What you are asked to do:
The expected output is every line below, reproduced exactly.
#####
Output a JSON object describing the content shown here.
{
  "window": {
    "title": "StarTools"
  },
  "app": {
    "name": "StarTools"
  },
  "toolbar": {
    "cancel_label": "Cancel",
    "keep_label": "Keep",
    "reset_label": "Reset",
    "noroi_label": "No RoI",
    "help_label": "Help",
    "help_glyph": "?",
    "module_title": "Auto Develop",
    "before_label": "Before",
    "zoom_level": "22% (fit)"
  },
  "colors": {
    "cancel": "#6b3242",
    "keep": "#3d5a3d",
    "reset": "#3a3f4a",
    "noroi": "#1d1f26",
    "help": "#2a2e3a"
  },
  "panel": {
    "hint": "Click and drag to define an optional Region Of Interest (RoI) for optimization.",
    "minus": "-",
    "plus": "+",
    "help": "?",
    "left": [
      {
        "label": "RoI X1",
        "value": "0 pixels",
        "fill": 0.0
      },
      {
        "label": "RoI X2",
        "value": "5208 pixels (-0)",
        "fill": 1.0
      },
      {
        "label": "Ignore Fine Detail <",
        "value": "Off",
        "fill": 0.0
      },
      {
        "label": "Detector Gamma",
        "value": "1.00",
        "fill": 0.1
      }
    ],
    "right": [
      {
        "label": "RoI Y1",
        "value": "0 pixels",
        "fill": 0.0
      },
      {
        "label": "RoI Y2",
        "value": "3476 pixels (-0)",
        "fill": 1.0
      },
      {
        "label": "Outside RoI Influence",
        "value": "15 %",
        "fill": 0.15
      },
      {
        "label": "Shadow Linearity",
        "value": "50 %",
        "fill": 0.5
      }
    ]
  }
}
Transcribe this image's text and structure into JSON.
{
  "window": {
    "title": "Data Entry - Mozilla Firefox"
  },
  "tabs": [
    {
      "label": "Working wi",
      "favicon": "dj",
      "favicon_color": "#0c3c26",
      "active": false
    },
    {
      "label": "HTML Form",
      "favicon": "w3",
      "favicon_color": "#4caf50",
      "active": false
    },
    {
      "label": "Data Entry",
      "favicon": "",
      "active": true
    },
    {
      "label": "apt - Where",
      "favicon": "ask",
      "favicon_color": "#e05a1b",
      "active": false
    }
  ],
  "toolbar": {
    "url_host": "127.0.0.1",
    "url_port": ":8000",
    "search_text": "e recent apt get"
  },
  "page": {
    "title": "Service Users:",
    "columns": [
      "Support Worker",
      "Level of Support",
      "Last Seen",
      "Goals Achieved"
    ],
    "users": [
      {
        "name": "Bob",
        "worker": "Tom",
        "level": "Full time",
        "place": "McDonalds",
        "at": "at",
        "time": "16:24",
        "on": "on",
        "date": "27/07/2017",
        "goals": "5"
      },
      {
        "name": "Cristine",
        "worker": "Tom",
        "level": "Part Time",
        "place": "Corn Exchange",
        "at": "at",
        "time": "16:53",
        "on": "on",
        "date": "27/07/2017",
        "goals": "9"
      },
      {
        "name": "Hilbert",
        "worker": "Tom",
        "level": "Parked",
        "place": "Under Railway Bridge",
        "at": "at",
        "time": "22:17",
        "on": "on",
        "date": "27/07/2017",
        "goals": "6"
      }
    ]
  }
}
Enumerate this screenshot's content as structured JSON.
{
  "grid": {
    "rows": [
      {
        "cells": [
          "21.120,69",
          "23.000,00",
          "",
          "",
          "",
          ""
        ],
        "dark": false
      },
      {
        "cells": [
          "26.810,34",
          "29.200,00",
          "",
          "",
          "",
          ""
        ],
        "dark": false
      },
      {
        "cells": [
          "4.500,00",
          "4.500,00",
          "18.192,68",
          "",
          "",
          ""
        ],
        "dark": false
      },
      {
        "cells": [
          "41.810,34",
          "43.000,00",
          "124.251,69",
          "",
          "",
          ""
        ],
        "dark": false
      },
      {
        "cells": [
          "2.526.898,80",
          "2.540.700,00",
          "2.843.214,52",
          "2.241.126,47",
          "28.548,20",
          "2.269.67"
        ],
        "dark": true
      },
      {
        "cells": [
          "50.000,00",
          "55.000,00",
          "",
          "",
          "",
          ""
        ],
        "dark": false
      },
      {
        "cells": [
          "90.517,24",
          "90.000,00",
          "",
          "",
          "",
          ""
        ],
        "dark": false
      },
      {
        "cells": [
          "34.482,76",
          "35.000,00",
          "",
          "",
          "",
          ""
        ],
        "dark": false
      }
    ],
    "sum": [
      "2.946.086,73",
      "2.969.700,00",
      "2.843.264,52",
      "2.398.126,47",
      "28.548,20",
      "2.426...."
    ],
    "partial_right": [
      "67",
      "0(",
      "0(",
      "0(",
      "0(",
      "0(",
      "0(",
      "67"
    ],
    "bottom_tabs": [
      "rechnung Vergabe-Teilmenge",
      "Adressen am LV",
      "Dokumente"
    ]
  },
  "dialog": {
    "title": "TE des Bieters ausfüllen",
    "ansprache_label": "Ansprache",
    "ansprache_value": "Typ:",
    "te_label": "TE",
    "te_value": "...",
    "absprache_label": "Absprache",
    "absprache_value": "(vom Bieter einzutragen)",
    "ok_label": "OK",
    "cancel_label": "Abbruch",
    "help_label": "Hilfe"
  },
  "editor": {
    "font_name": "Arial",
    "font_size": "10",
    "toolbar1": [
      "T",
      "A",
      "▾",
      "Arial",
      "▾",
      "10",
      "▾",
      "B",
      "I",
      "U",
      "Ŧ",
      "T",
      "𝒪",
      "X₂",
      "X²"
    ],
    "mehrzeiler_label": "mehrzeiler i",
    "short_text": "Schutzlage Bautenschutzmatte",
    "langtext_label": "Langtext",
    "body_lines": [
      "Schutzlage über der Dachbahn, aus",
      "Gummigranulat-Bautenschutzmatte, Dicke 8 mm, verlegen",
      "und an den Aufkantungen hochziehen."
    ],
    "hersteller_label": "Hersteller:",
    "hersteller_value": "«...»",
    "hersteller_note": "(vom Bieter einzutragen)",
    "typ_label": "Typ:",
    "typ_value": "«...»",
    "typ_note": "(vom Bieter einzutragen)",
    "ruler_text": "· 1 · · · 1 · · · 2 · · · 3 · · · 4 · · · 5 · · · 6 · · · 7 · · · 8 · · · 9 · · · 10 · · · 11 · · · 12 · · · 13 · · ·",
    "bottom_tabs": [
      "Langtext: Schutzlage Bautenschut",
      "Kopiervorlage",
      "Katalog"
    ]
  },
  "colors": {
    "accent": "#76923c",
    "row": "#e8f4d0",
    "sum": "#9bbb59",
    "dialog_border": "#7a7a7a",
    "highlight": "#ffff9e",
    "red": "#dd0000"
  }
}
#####
Answer:
Output a JSON object describing the content shown here.
{
  "window": {
    "title": "StarTools"
  },
  "app": {
    "name": "StarTools"
  },
  "toolbar": {
    "cancel_label": "Cancel",
    "keep_label": "Keep",
    "reset_label": "Reset",
    "noroi_label": "No RoI",
    "help_label": "Help",
    "help_glyph": "?",
    "module_title": "Auto Develop",
    "before_label": "Before",
    "zoom_level": "22% (fit)"
  },
  "colors": {
    "cancel": "#6b3242",
    "keep": "#3d5a3d",
    "reset": "#3a3f4a",
    "noroi": "#1d1f26",
    "help": "#2a2e3a"
  },
  "panel": {
    "hint": "Click and drag to define an optional Region Of Interest (RoI) for optimization.",
    "minus": "-",
    "plus": "+",
    "help": "?",
    "left": [
      {
        "label": "RoI X1",
        "value": "0 pixels",
        "fill": 0.0
      },
      {
        "label": "RoI X2",
        "value": "5208 pixels (-0)",
        "fill": 1.0
      },
      {
        "label": "Ignore Fine Detail <",
        "value": "Off",
        "fill": 0.0
      },
      {
        "label": "Detector Gamma",
        "value": "1.00",
        "fill": 0.1
      }
    ],
    "right": [
      {
        "label": "RoI Y1",
        "value": "0 pixels",
        "fill": 0.0
      },
      {
        "label": "RoI Y2",
        "value": "3476 pixels (-0)",
        "fill": 1.0
      },
      {
        "label": "Outside RoI Influence",
        "value": "15 %",
        "fill": 0.15
      },
      {
        "label": "Shadow Linearity",
        "value": "50 %",
        "fill": 0.5
      }
    ]
  }
}
Transcribe this image's text and structure into JSON.
{
  "window": {
    "title": "Data Entry - Mozilla Firefox"
  },
  "tabs": [
    {
      "label": "Working wi",
      "favicon": "dj",
      "favicon_color": "#0c3c26",
      "active": false
    },
    {
      "label": "HTML Form",
      "favicon": "w3",
      "favicon_color": "#4caf50",
      "active": false
    },
    {
      "label": "Data Entry",
      "favicon": "",
      "active": true
    },
    {
      "label": "apt - Where",
      "favicon": "ask",
      "favicon_color": "#e05a1b",
      "active": false
    }
  ],
  "toolbar": {
    "url_host": "127.0.0.1",
    "url_port": ":8000",
    "search_text": "e recent apt get"
  },
  "page": {
    "title": "Service Users:",
    "columns": [
      "Support Worker",
      "Level of Support",
      "Last Seen",
      "Goals Achieved"
    ],
    "users": [
      {
        "name": "Bob",
        "worker": "Tom",
        "level": "Full time",
        "place": "McDonalds",
        "at": "at",
        "time": "16:24",
        "on": "on",
        "date": "27/07/2017",
        "goals": "5"
      },
      {
        "name": "Cristine",
        "worker": "Tom",
        "level": "Part Time",
        "place": "Corn Exchange",
        "at": "at",
        "time": "16:53",
        "on": "on",
        "date": "27/07/2017",
        "goals": "9"
      },
      {
        "name": "Hilbert",
        "worker": "Tom",
        "level": "Parked",
        "place": "Under Railway Bridge",
        "at": "at",
        "time": "22:17",
        "on": "on",
        "date": "27/07/2017",
        "goals": "6"
      }
    ]
  }
}
Enumerate this screenshot's content as structured JSON.
{
  "grid": {
    "rows": [
      {
        "cells": [
          "21.120,69",
          "23.000,00",
          "",
          "",
          "",
          ""
        ],
        "dark": false
      },
      {
        "cells": [
          "26.810,34",
          "29.200,00",
          "",
          "",
          "",
          ""
        ],
        "dark": false
      },
      {
        "cells": [
          "4.500,00",
          "4.500,00",
          "18.192,68",
          "",
          "",
          ""
        ],
        "dark": false
      },
      {
        "cells": [
          "41.810,34",
          "43.000,00",
          "124.251,69",
          "",
          "",
          ""
        ],
        "dark": false
      },
      {
        "cells": [
          "2.526.898,80",
          "2.540.700,00",
          "2.843.214,52",
          "2.241.126,47",
          "28.548,20",
          "2.269.67"
        ],
        "dark": true
      },
      {
        "cells": [
          "50.000,00",
          "55.000,00",
          "",
          "",
          "",
          ""
        ],
        "dark": false
      },
      {
        "cells": [
          "90.517,24",
          "90.000,00",
          "",
          "",
          "",
          ""
        ],
        "dark": false
      },
      {
        "cells": [
          "34.482,76",
          "35.000,00",
          "",
          "",
          "",
          ""
        ],
        "dark": false
      }
    ],
    "sum": [
      "2.946.086,73",
      "2.969.700,00",
      "2.843.264,52",
      "2.398.126,47",
      "28.548,20",
      "2.426...."
    ],
    "partial_right": [
      "67",
      "0(",
      "0(",
      "0(",
      "0(",
      "0(",
      "0(",
      "67"
    ],
    "bottom_tabs": [
      "rechnung Vergabe-Teilmenge",
      "Adressen am LV",
      "Dokumente"
    ]
  },
  "dialog": {
    "title": "TE des Bieters ausfüllen",
    "ansprache_label": "Ansprache",
    "ansprache_value": "Typ:",
    "te_label": "TE",
    "te_value": "...",
    "absprache_label": "Absprache",
    "absprache_value": "(vom Bieter einzutragen)",
    "ok_label": "OK",
    "cancel_label": "Abbruch",
    "help_label": "Hilfe"
  },
  "editor": {
    "font_name": "Arial",
    "font_size": "10",
    "toolbar1": [
      "T",
      "A",
      "▾",
      "Arial",
      "▾",
      "10",
      "▾",
      "B",
      "I",
      "U",
      "Ŧ",
      "T",
      "𝒪",
      "X₂",
      "X²"
    ],
    "mehrzeiler_label": "mehrzeiler i",
    "short_text": "Schutzlage Bautenschutzmatte",
    "langtext_label": "Langtext",
    "body_lines": [
      "Schutzlage über der Dachbahn, aus",
      "Gummigranulat-Bautenschutzmatte, Dicke 8 mm, verlegen",
      "und an den Aufkantungen hochziehen."
    ],
    "hersteller_label": "Hersteller:",
    "hersteller_value": "«...»",
    "hersteller_note": "(vom Bieter einzutragen)",
    "typ_label": "Typ:",
    "typ_value": "«...»",
    "typ_note": "(vom Bieter einzutragen)",
    "ruler_text": "· 1 · · · 1 · · · 2 · · · 3 · · · 4 · · · 5 · · · 6 · · · 7 · · · 8 · · · 9 · · · 10 · · · 11 · · · 12 · · · 13 · · ·",
    "bottom_tabs": [
      "Langtext: Schutzlage Bautenschut",
      "Kopiervorlage",
      "Katalog"
    ]
  },
  "colors": {
    "accent": "#76923c",
    "row": "#e8f4d0",
    "sum": "#9bbb59",
    "dialog_border": "#7a7a7a",
    "highlight": "#ffff9e",
    "red": "#dd0000"
  }
}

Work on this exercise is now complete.